- [Work required] Where a line below holds the string "https", that line goes into the answer.

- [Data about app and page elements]
====
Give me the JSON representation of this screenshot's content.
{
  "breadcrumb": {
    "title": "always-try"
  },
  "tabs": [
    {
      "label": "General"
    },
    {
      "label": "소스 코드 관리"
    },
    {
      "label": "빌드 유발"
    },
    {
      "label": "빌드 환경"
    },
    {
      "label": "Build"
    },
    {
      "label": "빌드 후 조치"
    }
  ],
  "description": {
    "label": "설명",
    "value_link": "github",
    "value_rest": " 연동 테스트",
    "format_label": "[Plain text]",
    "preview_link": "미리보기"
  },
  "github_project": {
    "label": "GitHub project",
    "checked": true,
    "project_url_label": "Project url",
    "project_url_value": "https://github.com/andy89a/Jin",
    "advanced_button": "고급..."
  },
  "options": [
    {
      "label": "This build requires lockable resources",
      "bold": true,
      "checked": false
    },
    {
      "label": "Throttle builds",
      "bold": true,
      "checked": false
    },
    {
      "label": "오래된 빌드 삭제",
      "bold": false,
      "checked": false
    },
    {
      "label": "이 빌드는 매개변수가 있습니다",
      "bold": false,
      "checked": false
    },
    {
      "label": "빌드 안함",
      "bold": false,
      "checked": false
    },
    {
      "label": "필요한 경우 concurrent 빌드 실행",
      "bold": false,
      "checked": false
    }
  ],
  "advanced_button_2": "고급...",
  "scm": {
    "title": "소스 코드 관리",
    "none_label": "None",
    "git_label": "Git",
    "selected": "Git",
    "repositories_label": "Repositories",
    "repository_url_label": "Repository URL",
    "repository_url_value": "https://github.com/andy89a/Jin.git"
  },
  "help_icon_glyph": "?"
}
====
- [Solution for this exercise]
    "project_url_value": "https://github.com/andy89a/Jin",
    "repository_url_value": "https://github.com/andy89a/Jin.git"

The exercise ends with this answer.